Website and app data records
--------

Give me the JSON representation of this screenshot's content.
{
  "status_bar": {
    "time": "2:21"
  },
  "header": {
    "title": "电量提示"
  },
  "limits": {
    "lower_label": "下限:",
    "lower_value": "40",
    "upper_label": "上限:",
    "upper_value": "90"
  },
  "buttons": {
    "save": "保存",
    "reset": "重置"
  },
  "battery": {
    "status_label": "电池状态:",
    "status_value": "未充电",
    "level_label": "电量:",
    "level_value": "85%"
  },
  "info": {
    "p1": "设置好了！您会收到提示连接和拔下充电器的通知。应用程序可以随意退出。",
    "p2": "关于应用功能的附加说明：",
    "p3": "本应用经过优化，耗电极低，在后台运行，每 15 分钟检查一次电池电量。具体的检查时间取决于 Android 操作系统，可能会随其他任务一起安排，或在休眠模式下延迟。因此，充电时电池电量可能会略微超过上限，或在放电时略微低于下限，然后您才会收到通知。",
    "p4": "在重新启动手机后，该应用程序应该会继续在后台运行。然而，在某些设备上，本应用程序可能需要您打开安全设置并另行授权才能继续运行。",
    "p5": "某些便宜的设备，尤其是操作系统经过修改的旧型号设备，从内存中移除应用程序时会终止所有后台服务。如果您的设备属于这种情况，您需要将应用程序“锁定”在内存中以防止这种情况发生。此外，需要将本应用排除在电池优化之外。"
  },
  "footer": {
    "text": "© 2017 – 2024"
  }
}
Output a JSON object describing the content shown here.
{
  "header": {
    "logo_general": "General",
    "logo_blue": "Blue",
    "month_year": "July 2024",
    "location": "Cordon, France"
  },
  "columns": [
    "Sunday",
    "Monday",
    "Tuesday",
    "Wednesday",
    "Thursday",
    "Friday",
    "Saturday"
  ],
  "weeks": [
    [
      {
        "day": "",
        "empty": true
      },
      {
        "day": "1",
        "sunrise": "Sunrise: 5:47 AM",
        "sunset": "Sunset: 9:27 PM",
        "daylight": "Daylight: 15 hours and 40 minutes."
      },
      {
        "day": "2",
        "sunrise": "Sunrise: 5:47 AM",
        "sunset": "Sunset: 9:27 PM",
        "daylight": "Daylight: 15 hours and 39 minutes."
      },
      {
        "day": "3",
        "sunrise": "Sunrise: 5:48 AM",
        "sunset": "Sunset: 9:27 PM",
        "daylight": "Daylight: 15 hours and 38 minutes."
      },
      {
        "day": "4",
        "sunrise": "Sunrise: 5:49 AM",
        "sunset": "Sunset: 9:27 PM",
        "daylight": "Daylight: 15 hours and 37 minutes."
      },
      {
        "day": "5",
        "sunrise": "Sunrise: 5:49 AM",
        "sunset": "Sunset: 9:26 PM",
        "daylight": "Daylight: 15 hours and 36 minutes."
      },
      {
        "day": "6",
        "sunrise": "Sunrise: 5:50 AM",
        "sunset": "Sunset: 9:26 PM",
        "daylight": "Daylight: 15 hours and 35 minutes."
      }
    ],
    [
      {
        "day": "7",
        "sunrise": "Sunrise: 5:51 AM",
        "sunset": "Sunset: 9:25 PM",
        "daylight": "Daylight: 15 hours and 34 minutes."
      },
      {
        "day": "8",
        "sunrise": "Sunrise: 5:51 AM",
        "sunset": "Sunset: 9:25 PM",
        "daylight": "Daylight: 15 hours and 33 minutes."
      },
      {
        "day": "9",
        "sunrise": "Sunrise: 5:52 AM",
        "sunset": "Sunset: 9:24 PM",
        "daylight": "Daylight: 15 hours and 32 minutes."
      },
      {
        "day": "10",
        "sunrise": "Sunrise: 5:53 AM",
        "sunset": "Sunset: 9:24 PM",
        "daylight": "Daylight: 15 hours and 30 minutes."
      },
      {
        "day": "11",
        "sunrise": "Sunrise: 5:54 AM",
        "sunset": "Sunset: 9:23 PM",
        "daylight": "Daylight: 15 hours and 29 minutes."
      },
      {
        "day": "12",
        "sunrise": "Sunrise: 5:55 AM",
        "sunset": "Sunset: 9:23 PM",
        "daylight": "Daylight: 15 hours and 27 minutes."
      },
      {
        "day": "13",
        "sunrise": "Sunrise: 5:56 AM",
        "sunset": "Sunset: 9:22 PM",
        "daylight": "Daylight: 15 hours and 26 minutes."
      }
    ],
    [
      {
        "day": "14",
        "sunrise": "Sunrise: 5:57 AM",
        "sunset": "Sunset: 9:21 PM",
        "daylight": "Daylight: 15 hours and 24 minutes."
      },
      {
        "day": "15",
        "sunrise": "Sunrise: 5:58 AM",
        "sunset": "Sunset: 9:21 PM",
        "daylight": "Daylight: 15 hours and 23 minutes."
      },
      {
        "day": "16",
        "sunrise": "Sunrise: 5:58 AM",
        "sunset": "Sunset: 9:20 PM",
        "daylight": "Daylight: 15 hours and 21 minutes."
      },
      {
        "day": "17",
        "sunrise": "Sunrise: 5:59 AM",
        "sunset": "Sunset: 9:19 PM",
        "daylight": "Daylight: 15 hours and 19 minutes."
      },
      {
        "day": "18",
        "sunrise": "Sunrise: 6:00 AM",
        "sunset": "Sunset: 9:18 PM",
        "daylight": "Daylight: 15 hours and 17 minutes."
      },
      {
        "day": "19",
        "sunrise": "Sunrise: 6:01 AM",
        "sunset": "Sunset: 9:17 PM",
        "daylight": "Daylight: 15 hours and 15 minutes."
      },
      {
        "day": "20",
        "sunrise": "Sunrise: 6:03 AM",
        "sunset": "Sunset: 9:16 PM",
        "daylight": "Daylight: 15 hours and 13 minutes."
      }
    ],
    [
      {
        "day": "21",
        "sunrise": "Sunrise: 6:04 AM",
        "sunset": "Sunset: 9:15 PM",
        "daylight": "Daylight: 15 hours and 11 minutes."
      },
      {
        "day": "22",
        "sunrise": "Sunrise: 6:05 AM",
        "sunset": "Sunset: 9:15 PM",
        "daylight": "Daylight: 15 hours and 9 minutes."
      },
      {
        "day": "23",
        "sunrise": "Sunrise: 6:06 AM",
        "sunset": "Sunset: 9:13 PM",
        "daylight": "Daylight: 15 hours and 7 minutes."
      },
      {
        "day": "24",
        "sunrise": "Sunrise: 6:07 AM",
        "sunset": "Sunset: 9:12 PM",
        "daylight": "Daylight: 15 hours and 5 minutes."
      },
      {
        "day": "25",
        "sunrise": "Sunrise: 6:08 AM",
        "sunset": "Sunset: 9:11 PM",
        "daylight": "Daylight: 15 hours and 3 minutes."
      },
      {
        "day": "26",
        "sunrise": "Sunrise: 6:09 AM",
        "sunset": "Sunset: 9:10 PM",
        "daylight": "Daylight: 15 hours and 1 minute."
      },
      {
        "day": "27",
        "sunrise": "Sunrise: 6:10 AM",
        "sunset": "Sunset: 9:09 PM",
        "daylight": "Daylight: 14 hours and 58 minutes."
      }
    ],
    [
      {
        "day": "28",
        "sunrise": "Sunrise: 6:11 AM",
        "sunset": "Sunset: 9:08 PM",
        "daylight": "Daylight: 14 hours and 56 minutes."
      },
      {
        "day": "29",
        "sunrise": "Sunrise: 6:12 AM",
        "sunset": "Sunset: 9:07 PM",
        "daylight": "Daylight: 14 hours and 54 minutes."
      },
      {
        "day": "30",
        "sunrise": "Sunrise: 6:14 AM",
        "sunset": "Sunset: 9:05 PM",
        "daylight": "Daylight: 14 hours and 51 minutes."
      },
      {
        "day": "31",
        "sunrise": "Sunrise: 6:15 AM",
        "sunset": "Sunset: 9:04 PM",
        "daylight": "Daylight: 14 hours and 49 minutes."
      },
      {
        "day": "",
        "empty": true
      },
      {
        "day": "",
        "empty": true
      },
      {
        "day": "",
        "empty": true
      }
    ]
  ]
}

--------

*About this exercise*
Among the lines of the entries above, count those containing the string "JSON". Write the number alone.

*Expected output*
2